== SOURCE MATERIAL ==

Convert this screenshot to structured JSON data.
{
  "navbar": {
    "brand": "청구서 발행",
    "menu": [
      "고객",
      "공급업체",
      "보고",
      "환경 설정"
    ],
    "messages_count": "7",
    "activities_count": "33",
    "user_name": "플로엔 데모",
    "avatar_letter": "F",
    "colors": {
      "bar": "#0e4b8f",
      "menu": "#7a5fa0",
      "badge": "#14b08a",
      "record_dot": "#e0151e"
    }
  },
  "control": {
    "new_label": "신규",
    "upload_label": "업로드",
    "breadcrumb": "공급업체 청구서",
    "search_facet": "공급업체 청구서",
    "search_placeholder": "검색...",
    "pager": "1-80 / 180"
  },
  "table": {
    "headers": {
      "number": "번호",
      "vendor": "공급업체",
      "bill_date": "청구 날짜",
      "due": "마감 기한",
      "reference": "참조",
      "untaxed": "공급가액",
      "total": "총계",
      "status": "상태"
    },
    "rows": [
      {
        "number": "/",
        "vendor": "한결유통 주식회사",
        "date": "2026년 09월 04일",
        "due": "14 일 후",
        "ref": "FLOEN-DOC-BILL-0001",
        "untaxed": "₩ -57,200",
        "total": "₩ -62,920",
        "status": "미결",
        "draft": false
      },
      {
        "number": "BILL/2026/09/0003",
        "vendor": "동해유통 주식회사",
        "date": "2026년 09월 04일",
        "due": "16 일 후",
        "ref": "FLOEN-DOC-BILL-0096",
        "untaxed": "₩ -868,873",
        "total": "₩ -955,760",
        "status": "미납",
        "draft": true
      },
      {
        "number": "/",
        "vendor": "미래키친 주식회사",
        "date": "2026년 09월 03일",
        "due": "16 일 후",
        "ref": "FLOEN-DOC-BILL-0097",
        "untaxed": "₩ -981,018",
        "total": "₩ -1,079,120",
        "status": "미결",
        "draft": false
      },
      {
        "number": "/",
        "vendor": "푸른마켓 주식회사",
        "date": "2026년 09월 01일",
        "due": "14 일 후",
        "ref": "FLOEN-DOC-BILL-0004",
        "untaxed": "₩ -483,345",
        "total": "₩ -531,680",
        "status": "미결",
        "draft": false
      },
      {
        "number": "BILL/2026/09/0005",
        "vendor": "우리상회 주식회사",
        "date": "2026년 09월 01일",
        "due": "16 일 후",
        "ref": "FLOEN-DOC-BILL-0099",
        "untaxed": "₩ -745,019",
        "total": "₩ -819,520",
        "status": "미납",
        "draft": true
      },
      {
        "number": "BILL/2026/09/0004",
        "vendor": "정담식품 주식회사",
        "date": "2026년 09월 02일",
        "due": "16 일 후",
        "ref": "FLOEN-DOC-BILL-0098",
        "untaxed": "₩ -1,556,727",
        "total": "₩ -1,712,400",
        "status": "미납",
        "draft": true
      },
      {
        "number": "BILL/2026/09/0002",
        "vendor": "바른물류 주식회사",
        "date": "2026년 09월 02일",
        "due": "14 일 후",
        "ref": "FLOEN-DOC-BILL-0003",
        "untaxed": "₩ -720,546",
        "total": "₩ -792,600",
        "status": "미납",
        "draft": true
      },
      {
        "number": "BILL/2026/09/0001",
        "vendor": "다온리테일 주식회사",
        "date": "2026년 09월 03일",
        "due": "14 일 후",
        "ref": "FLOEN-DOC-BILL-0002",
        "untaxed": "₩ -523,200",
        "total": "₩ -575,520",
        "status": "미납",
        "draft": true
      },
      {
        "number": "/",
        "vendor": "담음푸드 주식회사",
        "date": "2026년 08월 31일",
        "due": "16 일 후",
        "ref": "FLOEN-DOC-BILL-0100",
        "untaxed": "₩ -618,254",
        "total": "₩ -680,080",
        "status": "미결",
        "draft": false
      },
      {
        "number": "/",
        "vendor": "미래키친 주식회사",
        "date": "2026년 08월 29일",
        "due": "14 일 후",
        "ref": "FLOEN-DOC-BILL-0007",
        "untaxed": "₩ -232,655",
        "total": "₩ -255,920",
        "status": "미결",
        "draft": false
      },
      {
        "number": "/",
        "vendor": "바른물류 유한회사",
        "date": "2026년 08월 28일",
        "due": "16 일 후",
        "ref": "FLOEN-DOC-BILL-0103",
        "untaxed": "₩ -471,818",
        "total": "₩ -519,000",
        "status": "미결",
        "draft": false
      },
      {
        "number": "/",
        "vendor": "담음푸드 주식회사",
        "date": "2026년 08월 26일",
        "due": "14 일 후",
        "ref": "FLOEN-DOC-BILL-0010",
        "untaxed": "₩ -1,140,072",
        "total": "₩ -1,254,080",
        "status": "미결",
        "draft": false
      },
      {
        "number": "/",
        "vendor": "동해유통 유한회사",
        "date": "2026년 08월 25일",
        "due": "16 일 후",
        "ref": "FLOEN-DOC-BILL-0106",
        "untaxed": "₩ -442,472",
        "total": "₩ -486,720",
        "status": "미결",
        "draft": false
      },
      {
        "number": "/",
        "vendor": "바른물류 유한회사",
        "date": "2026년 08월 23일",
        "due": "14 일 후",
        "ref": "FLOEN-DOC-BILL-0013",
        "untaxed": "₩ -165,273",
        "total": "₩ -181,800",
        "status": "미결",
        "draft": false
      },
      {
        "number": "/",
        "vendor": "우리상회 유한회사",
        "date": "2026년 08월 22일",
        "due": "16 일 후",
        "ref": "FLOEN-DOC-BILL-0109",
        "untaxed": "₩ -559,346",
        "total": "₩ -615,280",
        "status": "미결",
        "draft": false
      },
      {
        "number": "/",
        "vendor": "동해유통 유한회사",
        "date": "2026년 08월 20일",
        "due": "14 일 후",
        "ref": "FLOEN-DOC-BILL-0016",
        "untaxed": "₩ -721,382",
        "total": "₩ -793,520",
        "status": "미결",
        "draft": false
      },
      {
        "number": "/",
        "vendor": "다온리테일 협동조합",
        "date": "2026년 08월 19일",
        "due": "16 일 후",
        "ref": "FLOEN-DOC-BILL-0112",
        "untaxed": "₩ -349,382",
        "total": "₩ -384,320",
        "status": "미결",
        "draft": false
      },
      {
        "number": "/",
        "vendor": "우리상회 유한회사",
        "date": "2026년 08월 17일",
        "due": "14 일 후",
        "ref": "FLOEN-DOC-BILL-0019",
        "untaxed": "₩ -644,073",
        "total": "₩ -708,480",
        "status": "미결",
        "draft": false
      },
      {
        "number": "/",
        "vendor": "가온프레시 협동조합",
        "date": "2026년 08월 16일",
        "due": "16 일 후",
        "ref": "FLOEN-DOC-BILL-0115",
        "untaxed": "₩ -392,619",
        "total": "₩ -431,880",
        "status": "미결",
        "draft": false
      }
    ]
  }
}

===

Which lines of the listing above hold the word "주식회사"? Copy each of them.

        "vendor": "한결유통 주식회사",
        "vendor": "동해유통 주식회사",
        "vendor": "미래키친 주식회사",
        "vendor": "푸른마켓 주식회사",
        "vendor": "우리상회 주식회사",
        "vendor": "정담식품 주식회사",
        "vendor": "바른물류 주식회사",
        "vendor": "다온리테일 주식회사",
        "vendor": "담음푸드 주식회사",
        "vendor": "미래키친 주식회사",
        "vendor": "담음푸드 주식회사",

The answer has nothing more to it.